If like me you’re learning more and more about how textile waste predominantly from fast fashion brands affects our planet, and the people making those clothes, you might be thinking about learning to sew your own clothes, or to be able to upcycle some pieces you’ve picked up secondhand, or perhaps you want to be able to repair or alter clothes already in your wardrobe.
It can be quite overwhelming, so I thought I’d share my 6 sewing essentials, to help get you on your way. Whether you’re thinking about it, or you’ve taken the dive and have a sewing machine already but haven’t quite plucked up the courage to use it yet.
1. Sewing machine
This one may be a little obvious, but unless you’re planning to hand sew you’ll need a sewing machine.
I use the Singer Professional C430 which I got on sale at the Official Singer Outlet website. It’s currently on sale for just under £500, but this is my second machine.
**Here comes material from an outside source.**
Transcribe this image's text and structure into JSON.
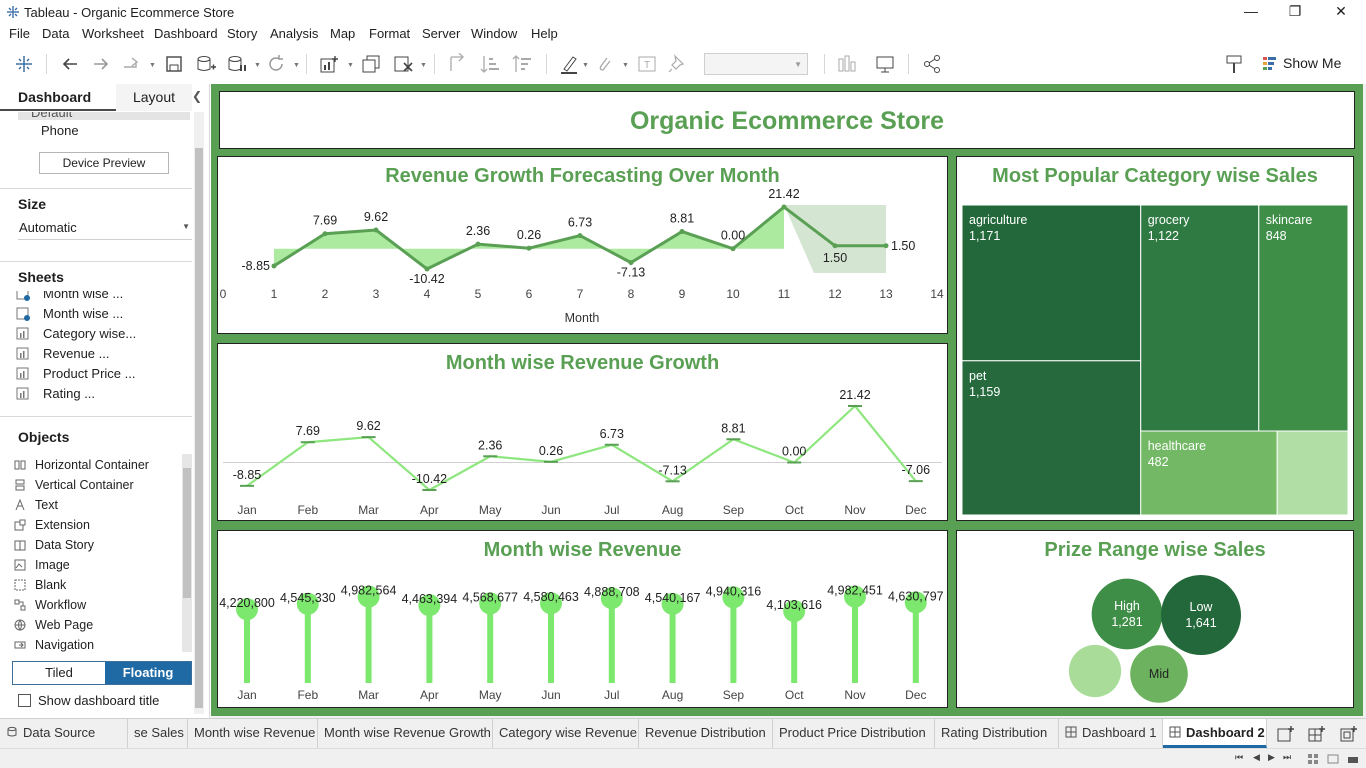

I chose this one because of my illness and symptoms - sometimes I can’t sit on my bum but I can stand or kneel, and it’s machine has a grey “auto-sew” options, which means I can press a button instead of using the pressure foot.
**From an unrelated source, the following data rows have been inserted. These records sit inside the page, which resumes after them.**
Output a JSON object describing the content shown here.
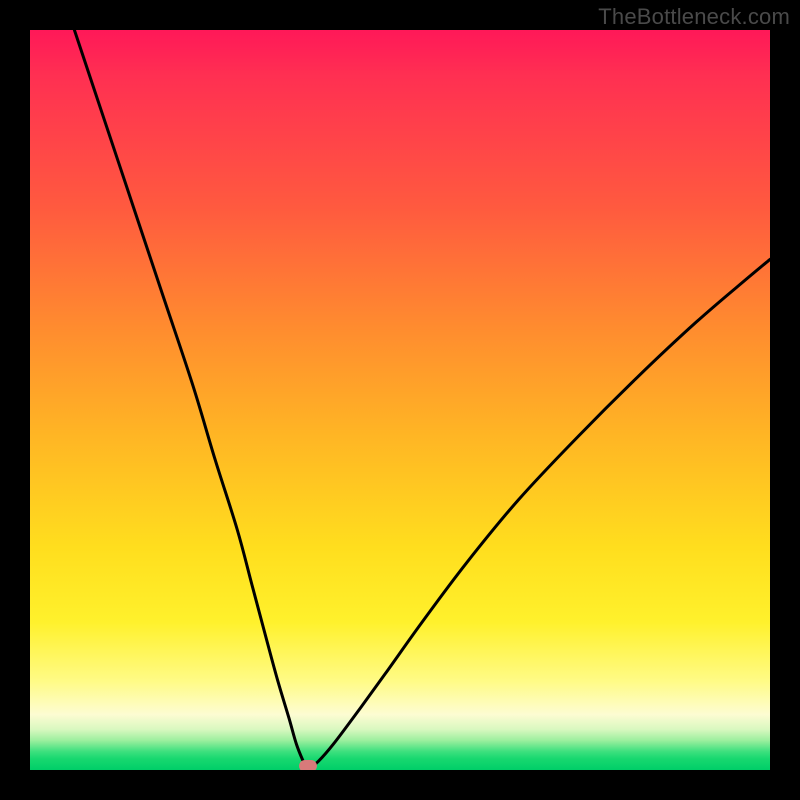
{
  "watermark": "TheBottleneck.com",
  "colors": {
    "frame": "#000000",
    "curve": "#000000",
    "marker": "#d87a7a",
    "gradient_top": "#ff1858",
    "gradient_mid": "#ffde1e",
    "gradient_bottom": "#00ce68"
  },
  "chart_data": {
    "type": "line",
    "title": "",
    "xlabel": "",
    "ylabel": "",
    "xlim": [
      0,
      100
    ],
    "ylim": [
      0,
      100
    ],
    "grid": false,
    "legend": false,
    "annotations": [
      {
        "kind": "marker",
        "x": 37.5,
        "y": 0,
        "shape": "rounded-rect",
        "color": "#d87a7a"
      }
    ],
    "series": [
      {
        "name": "left-branch",
        "x": [
          6,
          10,
          14,
          18,
          22,
          25,
          28,
          30,
          32,
          33.5,
          35,
          36,
          37,
          37.5
        ],
        "values": [
          100,
          88,
          76,
          64,
          52,
          42,
          32.5,
          25,
          17.5,
          12,
          7,
          3.5,
          1,
          0
        ]
      },
      {
        "name": "right-branch",
        "x": [
          37.5,
          39,
          41,
          44,
          48,
          53,
          59,
          66,
          74,
          82,
          90,
          97,
          100
        ],
        "values": [
          0,
          1.2,
          3.5,
          7.5,
          13,
          20,
          28,
          36.5,
          45,
          53,
          60.5,
          66.5,
          69
        ]
      }
    ],
    "background_gradient": {
      "direction": "vertical",
      "stops": [
        {
          "pos": 0.0,
          "color": "#ff1858"
        },
        {
          "pos": 0.24,
          "color": "#ff5a3f"
        },
        {
          "pos": 0.55,
          "color": "#ffb624"
        },
        {
          "pos": 0.8,
          "color": "#fff12c"
        },
        {
          "pos": 0.93,
          "color": "#fdfcd2"
        },
        {
          "pos": 1.0,
          "color": "#00ce68"
        }
      ]
    }
  }
}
A great beginner sewing machine which I learned on and is much cheaper is the Brother LK14s, sometimes they’re on sale in Argos or John Lewis for around £80. You can also pick up great beginner sewing machines secondhand, but I wold advise if you do this to take it/send it to a sewing machine repair/service person to make sure everything is working as it should.
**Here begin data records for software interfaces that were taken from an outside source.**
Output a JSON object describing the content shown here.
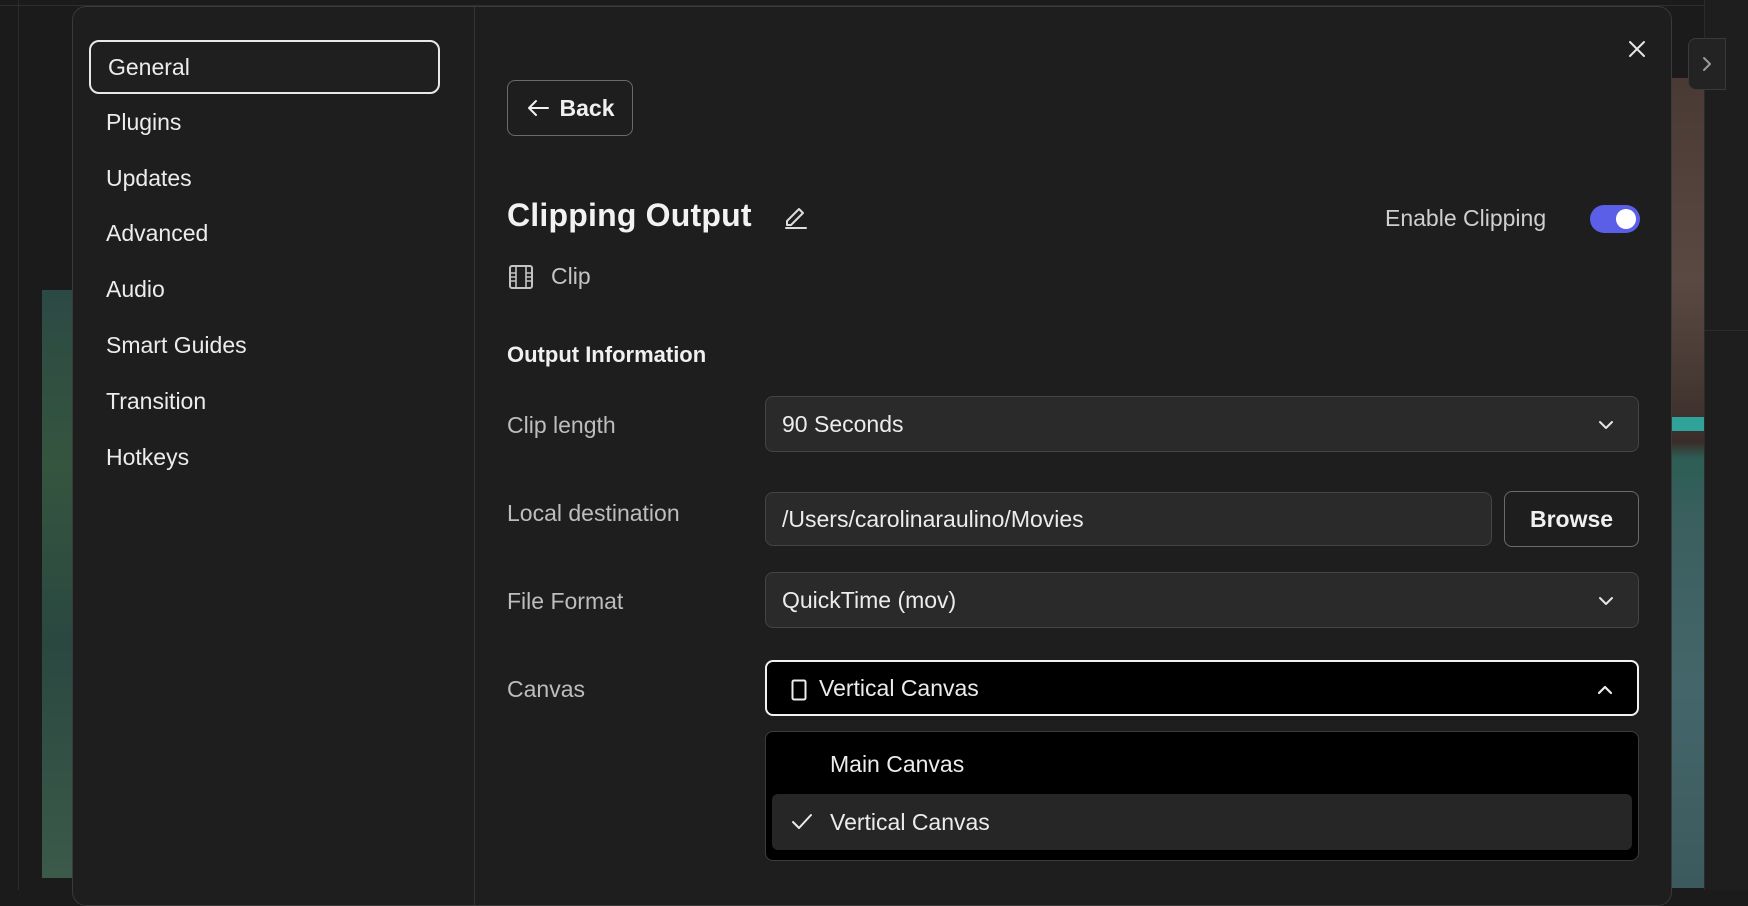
{
  "colors": {
    "accent_toggle": "#5b5ee6",
    "modal_bg": "#1e1e1e",
    "dropdown_bg": "#000000"
  },
  "sidebar": {
    "items": [
      {
        "label": "General",
        "active": true
      },
      {
        "label": "Plugins",
        "active": false
      },
      {
        "label": "Updates",
        "active": false
      },
      {
        "label": "Advanced",
        "active": false
      },
      {
        "label": "Audio",
        "active": false
      },
      {
        "label": "Smart Guides",
        "active": false
      },
      {
        "label": "Transition",
        "active": false
      },
      {
        "label": "Hotkeys",
        "active": false
      }
    ]
  },
  "header": {
    "back_label": "Back",
    "title": "Clipping Output",
    "type_label": "Clip",
    "enable_label": "Enable Clipping",
    "enable_on": true
  },
  "section": {
    "title": "Output Information"
  },
  "fields": {
    "clip_length": {
      "label": "Clip length",
      "value": "90 Seconds"
    },
    "local_destination": {
      "label": "Local destination",
      "value": "/Users/carolinaraulino/Movies",
      "button": "Browse"
    },
    "file_format": {
      "label": "File Format",
      "value": "QuickTime (mov)"
    },
    "canvas": {
      "label": "Canvas",
      "value": "Vertical Canvas",
      "options": [
        {
          "label": "Main Canvas",
          "selected": false
        },
        {
          "label": "Vertical Canvas",
          "selected": true
        }
      ]
    }
  },
  "icons": [
    "close-icon",
    "arrow-left-icon",
    "pencil-icon",
    "film-icon",
    "chevron-down-icon",
    "chevron-up-icon",
    "phone-icon",
    "check-icon",
    "chevron-right-icon"
  ]
}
The main things you should look out for are - making sure there is a basic straight and zig zag stitch, as you’ll likely need both of these.
2. Cutting tools
This may be technically 4 essentials but who’s counting? (Lol me)
You’ll be cutting fabric so you need a good, sharp pair of fabric scissors. I use these purple handled ones which I picked up from Amazon, you can find different length blades, left handed scissors or easy grip ones if you need them.
The green handled ones are pinking shears, which are great to use on fabrics like satins which may fray easily. They cut in a zig zag line as opposed to a straight line and help to reduce bulk in projects which you may need to flip out (I use them a lot when making bucket hats).
When you’re shipping the tails of thread from projects, you’ll find it useful to have some smaller scissors, thread cutters or embroidery scissors to make sure you can get as close as possible for a more polished look on your projects. I got these in a set from hobby craft (which they don’t have on their website), which came with a small pair of scissors and a larger pair which I use to cut out my paper patterns (pro tip: use different scissors for fabric and cutting your paper patterns out, you don’t want to ruin your fabric scissors!)
Arguably, you may find a rotary cutter useful. Personally, I don’t like working with one, I just don’t find it as easy to cut accurately, but some people find them better than scissors.
3. Clips or pins
There’s a few options available, and you can have different ones for different uses, or just use one type. Personally I use three types.
My most used are probably wonder clips, you can get the, pretty much anywhere and they are cheap but they’re also made of plastic. I can be a bit clumsy and end up stabbing myself too much with regular pins, which is why I choose clips, but they’re not suitable for everything as they’re bulky. They also leave no pin marks.
When I need to pin something more delicately, I just use standard pins like these ones.
My favourite though as these wonder pins by Clover MFG - clips/pins, because sometimes my hands don’t work right and you can pin 3m layers of fabric using one one hand!
4. Tape measure
You will 100% need a tailors tape/sewing tape measure! and if you’re anything like me, you’ll need 5 or 6 because I can never find mine.
Whether you’re measuring out small pieces for scrunchies or taking body measurements of yourself or others, this will be your best friend. You can pick one up from any craft shop, haberdashery or online.
Something really handy to have multiple of again are marking tools. You have a few different options.
The first one (which I use mostly) are fabric marking pens - they usually come as a set of different colours, including a white one to help with darker fabrics. They either usually disappear when you apply heat (so if you’re iron pressing your project) or water (so they come out in the wash).
Your other option is tailor’s chalk, this can easily be rubbed off and comes out in the wash too.
You can of course just use a pencil, or lightweight pen if you can’t find marking pens or tailors chalk, but you may only want to do this if you won’t be able to see it.
and here’s a bonus one for you!
One thing I definitely have to practice daily is patience. You won’t be able to sew a ball gown on your first go, but as you practice more, you’ll learn new skills and get better at sewing. I have been known to abandon projects at the first sign of trouble, or to throw a bobbin across the room when something isn’t going right. When this happens, I get up, put the kettle on, make a coconut milk latte, and take a breather.
I really hope you found this useful, let me know in the comments if you did, or if there’s anything you think I’ve missed.
Peace, love and a healthy gut,